== INPUT
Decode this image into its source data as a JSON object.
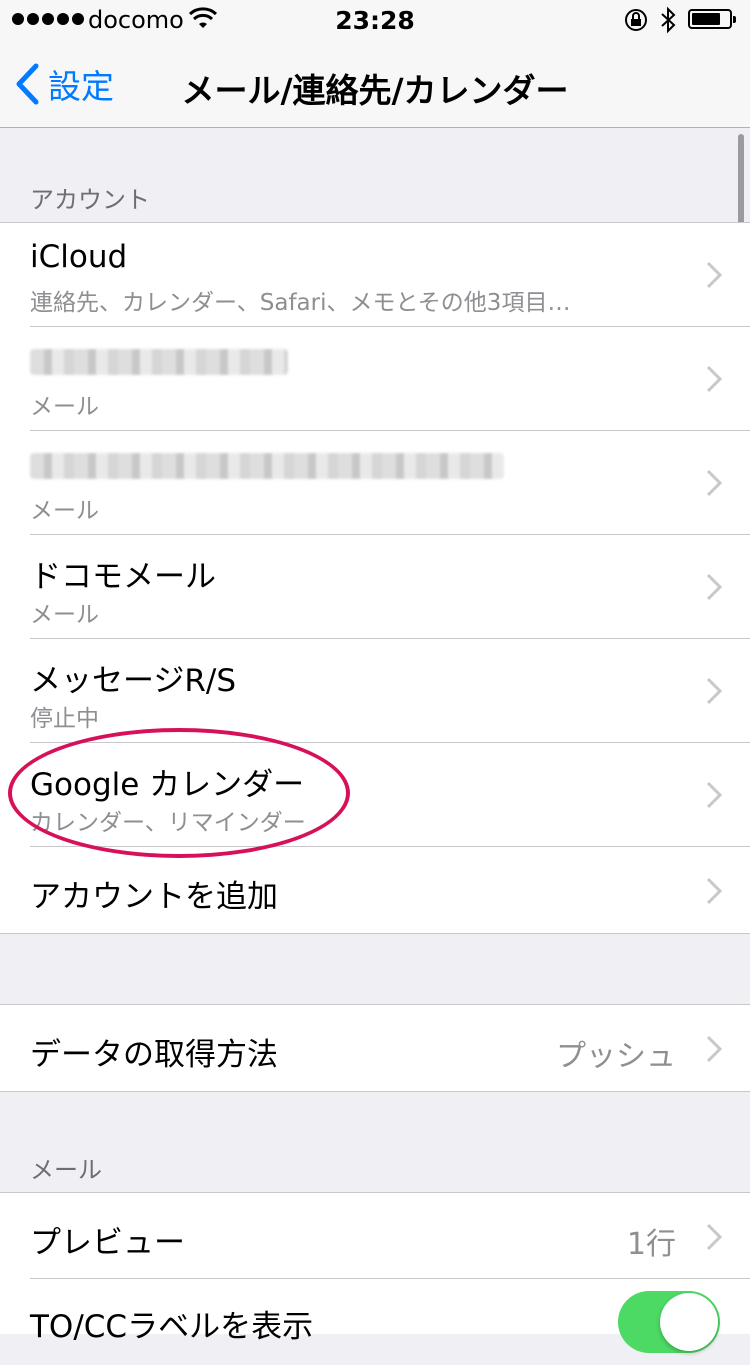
{
  "status_bar": {
    "carrier": "docomo",
    "time": "23:28",
    "icons": [
      "signal-dots-icon",
      "wifi-icon",
      "rotation-lock-icon",
      "bluetooth-icon",
      "battery-icon"
    ]
  },
  "nav": {
    "back_label": "設定",
    "title": "メール/連絡先/カレンダー"
  },
  "accounts_section": {
    "header": "アカウント",
    "items": [
      {
        "title": "iCloud",
        "subtitle": "連絡先、カレンダー、Safari、メモとその他3項目…"
      },
      {
        "title": "",
        "subtitle": "メール"
      },
      {
        "title": "",
        "subtitle": "メール"
      },
      {
        "title": "ドコモメール",
        "subtitle": "メール"
      },
      {
        "title": "メッセージR/S",
        "subtitle": "停止中"
      },
      {
        "title": "Google カレンダー",
        "subtitle": "カレンダー、リマインダー"
      },
      {
        "title": "アカウントを追加"
      }
    ]
  },
  "fetch_section": {
    "title": "データの取得方法",
    "value": "プッシュ"
  },
  "mail_section": {
    "header": "メール",
    "preview": {
      "title": "プレビュー",
      "value": "1行"
    },
    "show_to_cc": {
      "title": "TO/CCラベルを表示",
      "on": true
    }
  },
  "colors": {
    "accent": "#007aff",
    "highlight": "#d7105a",
    "toggle_on": "#4cd964"
  }
}
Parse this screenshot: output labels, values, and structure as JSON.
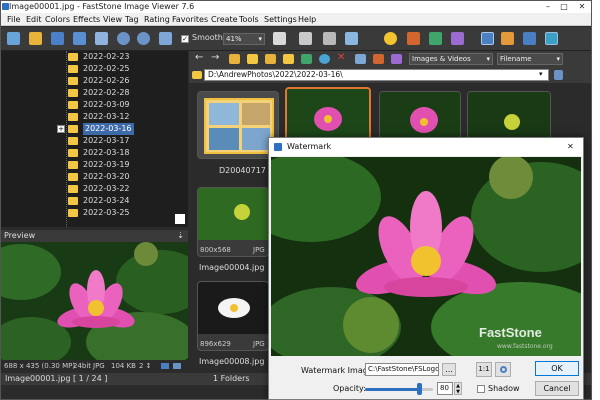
{
  "app": {
    "title": "Image00001.jpg - FastStone Image Viewer 7.6",
    "window_controls": {
      "minimize": "–",
      "maximize": "□",
      "close": "✕"
    }
  },
  "menu": [
    "File",
    "Edit",
    "Colors",
    "Effects",
    "View",
    "Tag",
    "Rating",
    "Favorites",
    "Create",
    "Tools",
    "Settings",
    "Help"
  ],
  "toolbar": {
    "smooth_label": "Smooth",
    "smooth_checked": true,
    "zoom_value": "41%"
  },
  "folder_tree": {
    "items": [
      "2022-02-23",
      "2022-02-25",
      "2022-02-26",
      "2022-02-28",
      "2022-03-09",
      "2022-03-12",
      "2022-03-16",
      "2022-03-17",
      "2022-03-18",
      "2022-03-19",
      "2022-03-20",
      "2022-03-22",
      "2022-03-24",
      "2022-03-25"
    ],
    "selected_index": 6,
    "expander": "+"
  },
  "preview": {
    "header": "Preview",
    "pin": "⇣",
    "info": {
      "dims": "688 x 435 (0.30 MP)",
      "bits": "24bit",
      "format": "JPG",
      "size": "104 KB",
      "extra": "2 ↕"
    }
  },
  "browser": {
    "filter": "Images & Videos",
    "sort": "Filename",
    "address": "D:\\AndrewPhotos\\2022\\2022-03-16\\",
    "thumbs": [
      {
        "label": "D20040717",
        "dims": "",
        "fmt": ""
      },
      {
        "label": "",
        "dims": "",
        "fmt": ""
      },
      {
        "label": "",
        "dims": "",
        "fmt": ""
      },
      {
        "label": "",
        "dims": "",
        "fmt": ""
      },
      {
        "label": "Image00004.jpg",
        "dims": "800x568",
        "fmt": "JPG"
      },
      {
        "label": "Image00008.jpg",
        "dims": "896x629",
        "fmt": "JPG"
      }
    ]
  },
  "status": {
    "file": "Image00001.jpg [ 1 / 24 ]",
    "folders": "1 Folders"
  },
  "watermark": {
    "title": "Watermark",
    "close": "✕",
    "image_label": "Watermark Image:",
    "image_path": "C:\\FastStone\\FSLogo.",
    "browse": "...",
    "ratio": "1:1",
    "opacity_label": "Opacity:",
    "opacity_value": "80",
    "opacity_fraction": 0.8,
    "shadow_label": "Shadow",
    "ok": "OK",
    "cancel": "Cancel",
    "overlay_text": "FastStone",
    "overlay_sub": "www.faststone.org"
  },
  "colors": {
    "selection": "#3d6aa8",
    "thumb_highlight": "#e0762f",
    "folder": "#f2c744",
    "lotus": "#e14fb0"
  }
}
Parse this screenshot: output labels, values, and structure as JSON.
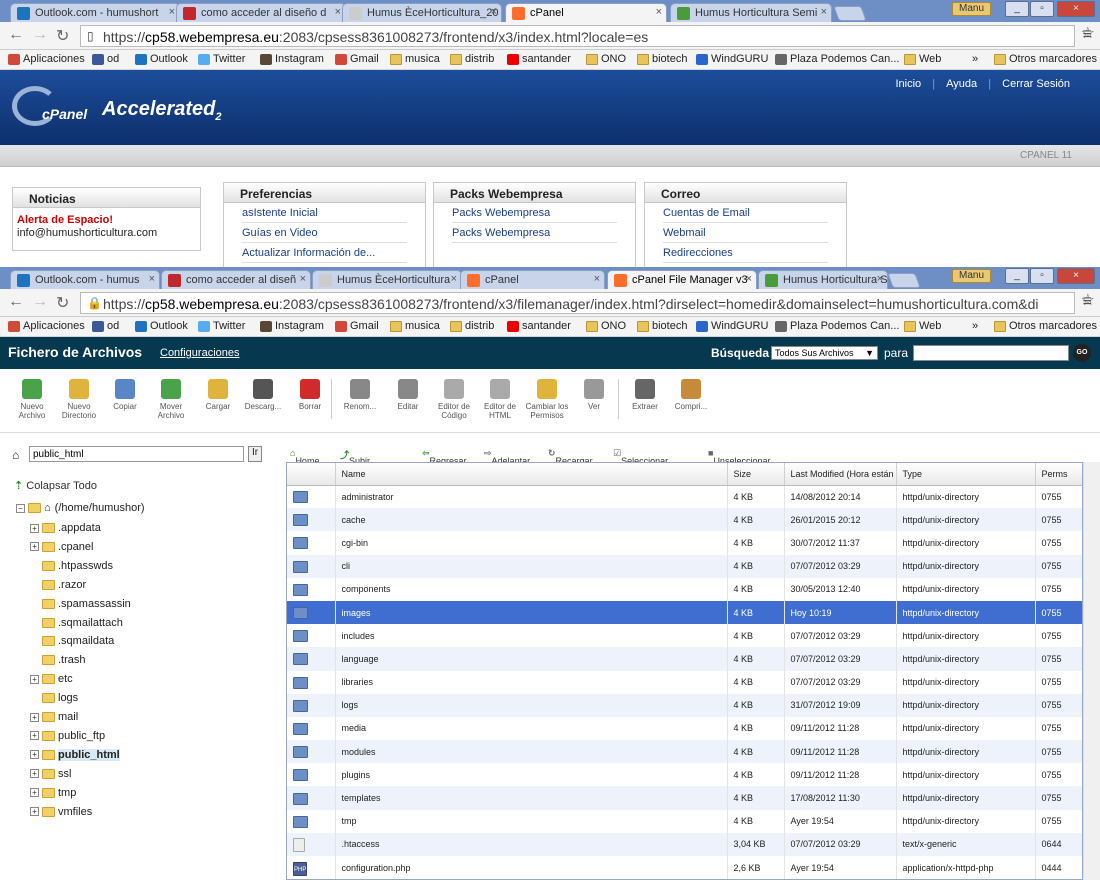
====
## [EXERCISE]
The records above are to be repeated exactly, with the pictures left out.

## [TASK RESULT]
Decode this image into its source data as a JSON object.
{
  "status_bar": {
    "carrier": "docomo",
    "time": "23:28",
    "icons": [
      "signal-dots-icon",
      "wifi-icon",
      "rotation-lock-icon",
      "bluetooth-icon",
      "battery-icon"
    ]
  },
  "nav": {
    "back_label": "設定",
    "title": "メール/連絡先/カレンダー"
  },
  "accounts_section": {
    "header": "アカウント",
    "items": [
      {
        "title": "iCloud",
        "subtitle": "連絡先、カレンダー、Safari、メモとその他3項目…"
      },
      {
        "title": "",
        "subtitle": "メール"
      },
      {
        "title": "",
        "subtitle": "メール"
      },
      {
        "title": "ドコモメール",
        "subtitle": "メール"
      },
      {
        "title": "メッセージR/S",
        "subtitle": "停止中"
      },
      {
        "title": "Google カレンダー",
        "subtitle": "カレンダー、リマインダー"
      },
      {
        "title": "アカウントを追加"
      }
    ]
  },
  "fetch_section": {
    "title": "データの取得方法",
    "value": "プッシュ"
  },
  "mail_section": {
    "header": "メール",
    "preview": {
      "title": "プレビュー",
      "value": "1行"
    },
    "show_to_cc": {
      "title": "TO/CCラベルを表示",
      "on": true
    }
  },
  "colors": {
    "accent": "#007aff",
    "highlight": "#d7105a",
    "toggle_on": "#4cd964"
  }
}
Parse this screenshot: output labels, values, and structure as JSON.
{
  "app": {
    "title": "Image00001.jpg - FastStone Image Viewer 7.6",
    "window_controls": {
      "minimize": "–",
      "maximize": "□",
      "close": "✕"
    }
  },
  "menu": [
    "File",
    "Edit",
    "Colors",
    "Effects",
    "View",
    "Tag",
    "Rating",
    "Favorites",
    "Create",
    "Tools",
    "Settings",
    "Help"
  ],
  "toolbar": {
    "smooth_label": "Smooth",
    "smooth_checked": true,
    "zoom_value": "41%"
  },
  "folder_tree": {
    "items": [
      "2022-02-23",
      "2022-02-25",
      "2022-02-26",
      "2022-02-28",
      "2022-03-09",
      "2022-03-12",
      "2022-03-16",
      "2022-03-17",
      "2022-03-18",
      "2022-03-19",
      "2022-03-20",
      "2022-03-22",
      "2022-03-24",
      "2022-03-25"
    ],
    "selected_index": 6,
    "expander": "+"
  },
  "preview": {
    "header": "Preview",
    "pin": "⇣",
    "info": {
      "dims": "688 x 435 (0.30 MP)",
      "bits": "24bit",
      "format": "JPG",
      "size": "104 KB",
      "extra": "2 ↕"
    }
  },
  "browser": {
    "filter": "Images & Videos",
    "sort": "Filename",
    "address": "D:\\AndrewPhotos\\2022\\2022-03-16\\",
    "thumbs": [
      {
        "label": "D20040717",
        "dims": "",
        "fmt": ""
      },
      {
        "label": "",
        "dims": "",
        "fmt": ""
      },
      {
        "label": "",
        "dims": "",
        "fmt": ""
      },
      {
        "label": "",
        "dims": "",
        "fmt": ""
      },
      {
        "label": "Image00004.jpg",
        "dims": "800x568",
        "fmt": "JPG"
      },
      {
        "label": "Image00008.jpg",
        "dims": "896x629",
        "fmt": "JPG"
      }
    ]
  },
  "status": {
    "file": "Image00001.jpg [ 1 / 24 ]",
    "folders": "1 Folders"
  },
  "watermark": {
    "title": "Watermark",
    "close": "✕",
    "image_label": "Watermark Image:",
    "image_path": "C:\\FastStone\\FSLogo.",
    "browse": "...",
    "ratio": "1:1",
    "opacity_label": "Opacity:",
    "opacity_value": "80",
    "opacity_fraction": 0.8,
    "shadow_label": "Shadow",
    "ok": "OK",
    "cancel": "Cancel",
    "overlay_text": "FastStone",
    "overlay_sub": "www.faststone.org"
  },
  "colors": {
    "selection": "#3d6aa8",
    "thumb_highlight": "#e0762f",
    "folder": "#f2c744",
    "lotus": "#e14fb0"
  }
}
Parse this screenshot: output labels, values, and structure as JSON.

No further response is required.